Skip to content

Direct Data Access versus Open API

Bala Nair is the Enterprise Architect at CRIO. With over 20 years of experience in the technology industry, Bala has shaped several cutting-edge engineering developments, from AOL’s Instant Messenger, to building software that delivered over 50% of video on demand content to U.S. households. At CRIO, Bala partners with other strategic owners to manage CRIO’s back-end systems. Bala holds a B.S. in Physics from the University of Massachusetts.

As the research site industry matures, larger networks are incorporating analytics capabilities to review and act upon the wide variety of data flowing through their systems. Many have set up dedicated analytics teams, along with their own Business Intelligence tools. As a result, many of our clients ask how they can access their data. Often their first question is, “Can you give us an API?,” without specifying their needs.

At CRIO, we have an open Recruiting API that our clients can use to send and retrieve data. It’s part of a broader strategy to create a full Open API approach. Additionally, we offer clients another option – direct data access. Each approach has their pros and cons, but not everyone is familiar with the difference. In this blog post, we’ll explain the key features of direct data access, how it differs from an API, and why direct data access is much better suited for advanced analytics.

What is Direct Data Access?

To provide Direct Data Access, CRIO uses BigQuery, which is an offering from Google. In technical terms, it’s a planet scale serverless enterprise data warehouse, backed by the Google cloud network.
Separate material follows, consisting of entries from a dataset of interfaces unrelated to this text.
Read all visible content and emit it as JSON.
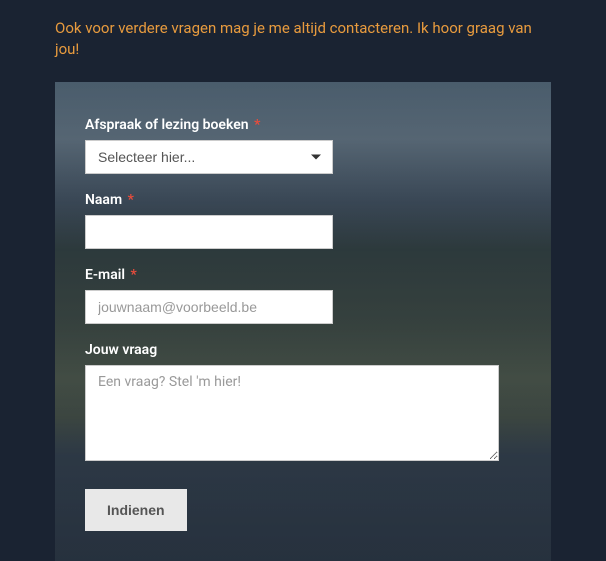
{
  "intro_text": "Ook voor verdere vragen mag je me altijd contacteren. Ik hoor graag van jou!",
  "form": {
    "booking": {
      "label": "Afspraak of lezing boeken",
      "required": "*",
      "placeholder": "Selecteer hier..."
    },
    "name": {
      "label": "Naam",
      "required": "*"
    },
    "email": {
      "label": "E-mail",
      "required": "*",
      "placeholder": "jouwnaam@voorbeeld.be"
    },
    "question": {
      "label": "Jouw vraag",
      "placeholder": "Een vraag? Stel 'm hier!"
    },
    "submit_label": "Indienen"
  }
}
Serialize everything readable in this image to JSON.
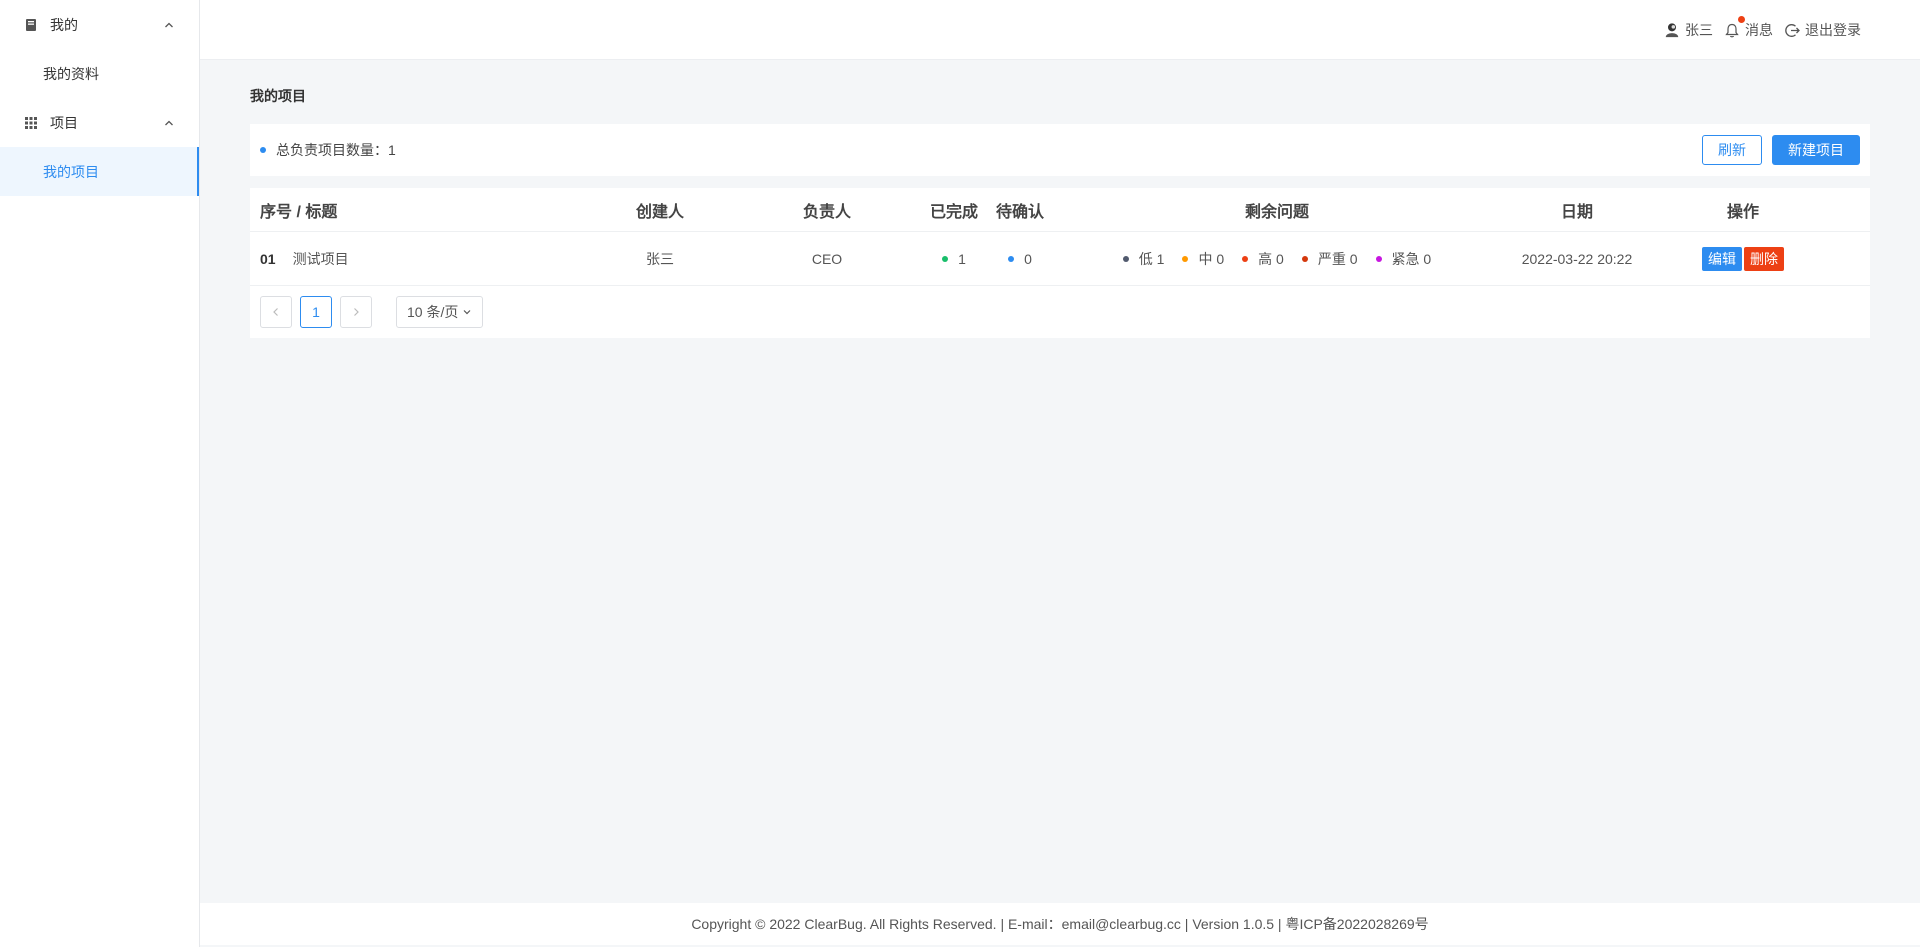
{
  "sidebar": {
    "groups": [
      {
        "label": "我的",
        "icon": "book-icon",
        "items": [
          {
            "label": "我的资料",
            "active": false
          }
        ]
      },
      {
        "label": "项目",
        "icon": "grid-icon",
        "items": [
          {
            "label": "我的项目",
            "active": true
          }
        ]
      }
    ]
  },
  "header": {
    "user_name": "张三",
    "messages_label": "消息",
    "logout_label": "退出登录"
  },
  "main": {
    "title": "我的项目",
    "summary_label": "总负责项目数量：",
    "summary_value": "1",
    "refresh_label": "刷新",
    "new_project_label": "新建项目"
  },
  "table": {
    "columns": [
      "序号 / 标题",
      "创建人",
      "负责人",
      "已完成",
      "待确认",
      "剩余问题",
      "日期",
      "操作"
    ],
    "rows": [
      {
        "no": "01",
        "title": "测试项目",
        "creator": "张三",
        "owner": "CEO",
        "done": "1",
        "pending": "0",
        "issues": [
          {
            "label": "低 1",
            "color": "#515a6e"
          },
          {
            "label": "中 0",
            "color": "#ff9900"
          },
          {
            "label": "高 0",
            "color": "#ed4014"
          },
          {
            "label": "严重 0",
            "color": "#d4380d"
          },
          {
            "label": "紧急 0",
            "color": "#c716e0"
          }
        ],
        "date": "2022-03-22 20:22",
        "edit_label": "编辑",
        "delete_label": "删除"
      }
    ]
  },
  "pager": {
    "current_page": "1",
    "page_size_label": "10 条/页"
  },
  "footer": {
    "text": "Copyright © 2022 ClearBug. All Rights Reserved. | E-mail：email@clearbug.cc | Version 1.0.5 | 粤ICP备2022028269号"
  },
  "colors": {
    "primary": "#2d8cf0",
    "danger": "#ed4014",
    "done_dot": "#19be6b",
    "pending_dot": "#2d8cf0"
  }
}
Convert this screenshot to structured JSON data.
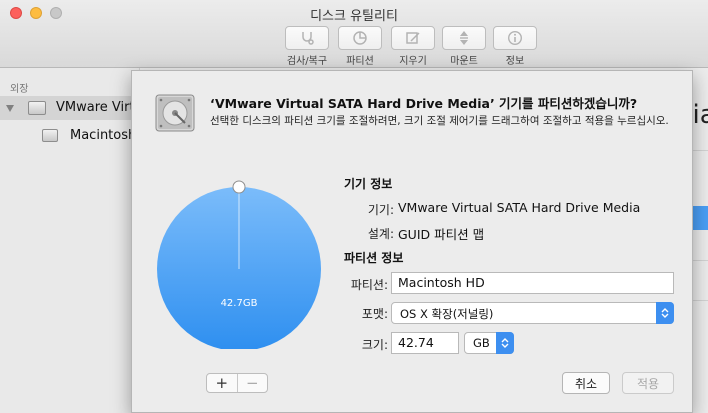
{
  "window": {
    "title": "디스크 유틸리티"
  },
  "toolbar": {
    "items": [
      {
        "label": "검사/복구",
        "icon": "stethoscope-icon"
      },
      {
        "label": "파티션",
        "icon": "partition-pie-icon"
      },
      {
        "label": "지우기",
        "icon": "erase-icon"
      },
      {
        "label": "마운트",
        "icon": "mount-icon"
      },
      {
        "label": "정보",
        "icon": "info-icon"
      }
    ]
  },
  "sidebar": {
    "header": "외장",
    "items": [
      {
        "label": "VMware Virtual SATA Hard Drive Media",
        "selected": true
      },
      {
        "label": "Macintosh HD",
        "selected": false
      }
    ]
  },
  "background": {
    "right_heading": "dia"
  },
  "sheet": {
    "title": "‘VMware Virtual SATA Hard Drive Media’ 기기를 파티션하겠습니까?",
    "description": "선택한 디스크의 파티션 크기를 조절하려면, 크기 조절 제어기를 드래그하여 조절하고 적용을 누르십시오.",
    "pie": {
      "label": "42.7GB",
      "fill_fraction": 1.0,
      "color": "#4a9ef5"
    },
    "device_info": {
      "heading": "기기 정보",
      "device_label": "기기:",
      "device_value": "VMware Virtual SATA Hard Drive Media",
      "scheme_label": "설계:",
      "scheme_value": "GUID 파티션 맵"
    },
    "partition_info": {
      "heading": "파티션 정보",
      "name_label": "파티션:",
      "name_value": "Macintosh HD",
      "format_label": "포맷:",
      "format_value": "OS X 확장(저널링)",
      "size_label": "크기:",
      "size_value": "42.74",
      "unit_value": "GB"
    },
    "add_label": "+",
    "remove_label": "−",
    "cancel_label": "취소",
    "apply_label": "적용"
  }
}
In lay terms, it’s a separate reporting database that’s updated in real-time, and is optimized for fast querying.

The Differences between Direct Data Access and an Open API

The primary differences between the two approaches center around the intent of the data provider (in this case, CRIO) and the data access methods. By definition, an API is designed to be narrowly scoped and to support bi-directional data movement between the provider and the client. APIs are meant to be “opinionated” interfaces, defining specific ways to approach a business process and limit access to data in a manner prescribed by the provider. On the other hand, a database like BigQuery is designed to hold the raw data, within a defined schema, and allows the client to decide how to access the data, and on what terms. It can enable the client to provide a highly efficient means of querying the data directly (i.e., without copying over), or of  bulk transferring the data to their own database, through industry standard SQL queries. It is meant to be read-only. Thus, it’s perfect for those clients that want to build powerful analytics, and have very customized requirements about what data they wish to access, and how often.

The table below shows the differences. This table is written to discuss the differences from a global perspective, and is accurate with respect to CRIO’s instances as well.

Both Direct Data Access and API clearly have their roles and purposes. At CRIO, we give both options to our clients. Many use our Recruiting API so they can utilize their own CRM systems to manage patient recruitment and scheduling. This API sends leads into CRIO for clinical teams to enroll subjects into a trial and collects data to send back. Others use our Direct Data Access to support customized reporting and analytics programs. The freedom and flexibility offered by Direct Data Access enables much more powerful reporting. This allows our clients to continue to iterate and refine their reports as their needs evolve, and they become smarter, and more knowledgeable, about the ways they can read data and identify critical signals.

by Bala Nair Enterprise Architect at CRIO
Share this post
You may also find interesting
Explore our Blog
Progress notes are vital to source data Running a Study

Progress Notes are Vital to Source Data

Progress notes are free-text entries by the investigator, coordinator or study team member that are inserted into the source record. Generally, these play a critical and highly undervalued role in the study process. Progress notes are often used to: Clarify or confirm any data points that may appear as outliers, even before a query is...

Hand of businessman using smart phone with coin icon, technology, clinical trials operations Running a Study

Sponsors, Funding is Tight – Be Smart with Your Money

Getting a new product to market is expensive. There are a variety of studies and research that point to a wide array of costs, but generally speaking, it costs nearly $3 billion dollars to bring a new drug to market. Yes, you read that correctly. Beyond this, the success rate of a new compound to...

DCT Draft Guidance explained Running a Study

The FDA’s Decentralized Clinical Trials Draft Guidance Explained

The highly anticipated Decentralized Clinical Trials (DCT) draft guidance from the FDA was finally released on 02-May-2023. In this 19-page document, the FDA outlines its current thinking around the concept of DCTs. From the outset of the draft guidance, the FDA makes a clear point on what DCTs can mean for patients and the patient...